Find and return every line of the data that contains the word "text".
Start of Block
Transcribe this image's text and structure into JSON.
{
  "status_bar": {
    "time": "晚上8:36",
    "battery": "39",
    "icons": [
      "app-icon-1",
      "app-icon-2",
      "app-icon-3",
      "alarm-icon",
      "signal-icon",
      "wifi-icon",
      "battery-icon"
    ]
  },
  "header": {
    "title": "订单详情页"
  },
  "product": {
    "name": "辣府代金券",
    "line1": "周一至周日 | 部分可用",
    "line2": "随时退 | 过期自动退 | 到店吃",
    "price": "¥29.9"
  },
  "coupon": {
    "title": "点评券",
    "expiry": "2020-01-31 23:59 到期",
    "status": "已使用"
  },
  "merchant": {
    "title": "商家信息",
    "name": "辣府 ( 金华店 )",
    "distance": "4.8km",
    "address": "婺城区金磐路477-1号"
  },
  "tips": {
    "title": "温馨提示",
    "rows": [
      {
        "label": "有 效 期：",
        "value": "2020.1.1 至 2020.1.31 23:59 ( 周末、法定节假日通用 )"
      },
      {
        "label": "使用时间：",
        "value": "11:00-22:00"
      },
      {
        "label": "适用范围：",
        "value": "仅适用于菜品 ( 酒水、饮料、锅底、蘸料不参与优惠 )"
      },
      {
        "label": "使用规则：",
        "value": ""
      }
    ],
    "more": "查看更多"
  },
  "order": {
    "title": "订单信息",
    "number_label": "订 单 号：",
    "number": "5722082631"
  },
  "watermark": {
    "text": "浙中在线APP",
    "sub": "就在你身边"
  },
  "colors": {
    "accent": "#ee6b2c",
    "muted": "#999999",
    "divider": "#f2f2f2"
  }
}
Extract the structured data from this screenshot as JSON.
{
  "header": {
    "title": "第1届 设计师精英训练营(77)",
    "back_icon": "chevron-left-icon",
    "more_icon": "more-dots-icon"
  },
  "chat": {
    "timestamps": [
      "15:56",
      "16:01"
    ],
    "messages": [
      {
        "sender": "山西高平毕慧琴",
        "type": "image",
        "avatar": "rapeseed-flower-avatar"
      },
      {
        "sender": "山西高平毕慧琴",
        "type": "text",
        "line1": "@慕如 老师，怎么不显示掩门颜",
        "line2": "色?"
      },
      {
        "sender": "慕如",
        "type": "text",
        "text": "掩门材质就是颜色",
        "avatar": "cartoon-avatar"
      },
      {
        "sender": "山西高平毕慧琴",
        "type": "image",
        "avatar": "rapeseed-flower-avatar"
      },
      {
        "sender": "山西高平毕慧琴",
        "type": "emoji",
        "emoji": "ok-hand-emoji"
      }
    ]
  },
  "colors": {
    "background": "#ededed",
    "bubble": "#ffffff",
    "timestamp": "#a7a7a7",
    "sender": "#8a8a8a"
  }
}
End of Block
## Answer section
Transcribe this image's text and structure into JSON.
    "text": "浙中在线APP",
        "type": "text",
        "type": "text",
        "text": "掩门材质就是颜色",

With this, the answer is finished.